Jacob - Nanyang Technological University

B Engineering (Hons)/Arts
Semester 2, 2019
A unique chance to learn how Engineers in Singapore overcome contemporary engineering challenges.

Academic experience

I was very lucky to have the chance to study at NTU – their engineering program is will-funded and well-refined. One challenge I did find however, was in adapting to NTU’s way of teaching things and presenting course content, as it was more unlike UQ than I had expected.

I took 4 subjects (14 AU) at NTU, equal to credit for 4 UQ subjects (8 units). Even though my major is chemical engineering, NTU allowed me to take a mechanical engineering (MA) subject for credit toward my major. During NTU’s Academic Semester 1, I took:

CH2103, Fluids Systems for CHEE2003, Fluids & Particle Mechanics

CH3103, Chemical Thermodynamics for CHEE3003, Chemical Thermodynamics

MA3003 Heat Transfer for CHEE3002, Heat and Mass Transfer

CH2140, Unit Operations for CHEE3004, Unit Operations

As you can see, NTU has a lot of engineering subjects with the same or very similar names as UQ subjects, making it easier to find equivalent credit.

Personal experience

This was the first time I'd lived overseas for an extended period of time, so the first few weeks certainly brought with them unique challenges just trying to adapt to life in Singapore. But even though those first few weeks were super scary, I’d do it all again in a heartbeat!

From shopping on Orchard Road, to Universal Studios, Singapore is full of things to do. I also had to the chance to go on a tour of Singaporean cuisine with NTU’s exchange club – Singapore has so many unique and exciting dishes from around the world it’s a foodie’s paradise.

There’s also a lot of amazing things to do just outside of Singapore – you can take a ferry to St John’s Island for a day trip, or pop over the border for a weekend in Malaysia – the choice is yours!


I chose to live off-campus in non-university-specific student dorms. Because of that, I had the chance to meet and make friends with a bunch of people from all around the world who had come to Singapore for all kinds of university programs. Learning to live with such a mixed bunch of people was challenging, but getting to know them was definitely rewarding.

If I had to do it again, however, I’d definitely consider on-campus living as well – not so much for the convenience, but more so I had to chance to experience all the activities exclusive to hall life at NTU.
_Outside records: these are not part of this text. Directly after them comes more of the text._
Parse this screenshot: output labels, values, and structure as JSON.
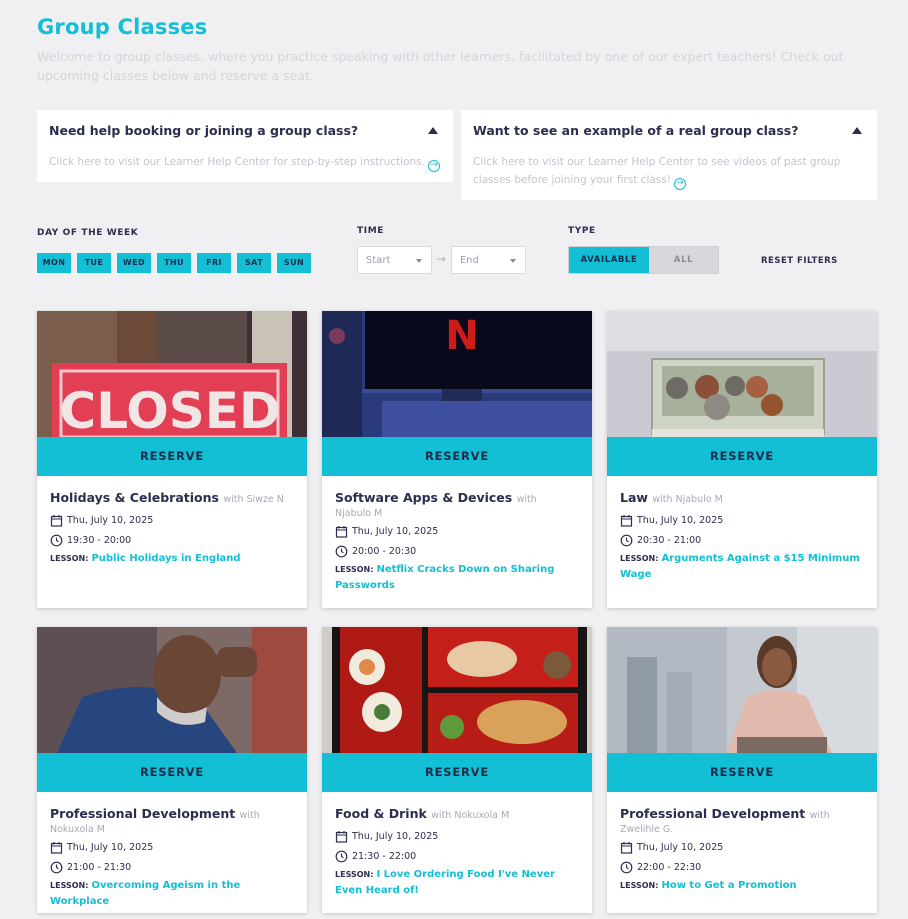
{
  "page": {
    "title": "Group Classes",
    "intro": "Welcome to group classes, where you practice speaking with other learners, facilitated by one of our expert teachers! Check out upcoming classes below and reserve a seat."
  },
  "help": [
    {
      "title": "Need help booking or joining a group class?",
      "body": "Click here to visit our Learner Help Center for step-by-step instructions."
    },
    {
      "title": "Want to see an example of a real group class?",
      "body": "Click here to visit our Learner Help Center to see videos of past group classes before joining your first class!"
    }
  ],
  "filters": {
    "day_label": "DAY OF THE WEEK",
    "days": [
      "MON",
      "TUE",
      "WED",
      "THU",
      "FRI",
      "SAT",
      "SUN"
    ],
    "time_label": "TIME",
    "start_placeholder": "Start",
    "end_placeholder": "End",
    "type_label": "TYPE",
    "type_available": "AVAILABLE",
    "type_all": "ALL",
    "reset": "RESET FILTERS"
  },
  "reserve_label": "RESERVE",
  "lesson_key": "LESSON:",
  "cards": [
    {
      "title": "Holidays & Celebrations",
      "with": "with Siwze N",
      "teacher": "",
      "date": "Thu, July 10, 2025",
      "time": "19:30 - 20:00",
      "lesson": "Public Holidays in England"
    },
    {
      "title": "Software Apps & Devices",
      "with": "with",
      "teacher": "Njabulo M",
      "date": "Thu, July 10, 2025",
      "time": "20:00 - 20:30",
      "lesson": "Netflix Cracks Down on Sharing Passwords"
    },
    {
      "title": "Law",
      "with": "with Njabulo M",
      "teacher": "",
      "date": "Thu, July 10, 2025",
      "time": "20:30 - 21:00",
      "lesson": "Arguments Against a $15 Minimum Wage"
    },
    {
      "title": "Professional Development",
      "with": "with",
      "teacher": "Nokuxola M",
      "date": "Thu, July 10, 2025",
      "time": "21:00 - 21:30",
      "lesson": "Overcoming Ageism in the Workplace"
    },
    {
      "title": "Food & Drink",
      "with": "with Nokuxola M",
      "teacher": "",
      "date": "Thu, July 10, 2025",
      "time": "21:30 - 22:00",
      "lesson": "I Love Ordering Food I've Never Even Heard of!"
    },
    {
      "title": "Professional Development",
      "with": "with",
      "teacher": "Zwelihle G.",
      "date": "Thu, July 10, 2025",
      "time": "22:00 - 22:30",
      "lesson": "How to Get a Promotion"
    }
  ],
  "image_text": {
    "closed_sign": "CLOSED",
    "tv_logo": "N"
  },
  "colors": {
    "accent": "#13bfd4",
    "text": "#2d2d4f",
    "background": "#f0f0f2"
  }
}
I found living in Singapore to be quite affordable – although there are plenty of exclusive and high-end shops and restaurants in the city centre if you have cash to burn, food and drink was generally the same, if not cheaper, price as in Australia. Public transport is also a lot more affordable – and a lot more available – in Singapore!

I was lucky enough to receive both an OS-HELP loan as well as a small scholarship, and that was more than enough to cover my flights, accommodation and food, etc. It’s hard to recommend a specific budget, since it depends so much on how much you spend usually, but I’d definitely say Singapore is more than survivable on a normal budget.


My biggest challenge was figuring out what to do when I fell sick right before exam season! I was super lucky to have made some great friends while I was over there who were willing to help me however they could so I could recover asap, but I would definitely recommend that, regardless of how long you’re away on exchange, make sure you know what your plan is in case you get sick, etc.

Professional Development

I chose to go on exchange in Singapore because I wanted to understand what engineering is like in other countries and how engineers in those countries approach problems. Although a lot of this was done via my studies, I had the change to explore and collaborate on a number of case studies that related directly to real life engineering challenges in Singapore. For example, in CH2140, we had to chance to work with Exxon Mobil Singapore engineers on a case study concerning operational issues at a refinery just off the coast of Singapore.


Easily the highlight was just being able to explore Singapore - to see and learn how life there works.

Top tips

My main advice would be to find an exchange university that has more than an overabundance of courses you can take for credit. Courses and timetables can and will change a lot in the time between applying and going on exchange, so if you can find a uni with more than enough back-up courses, it'll make your exchange a lot less stressful.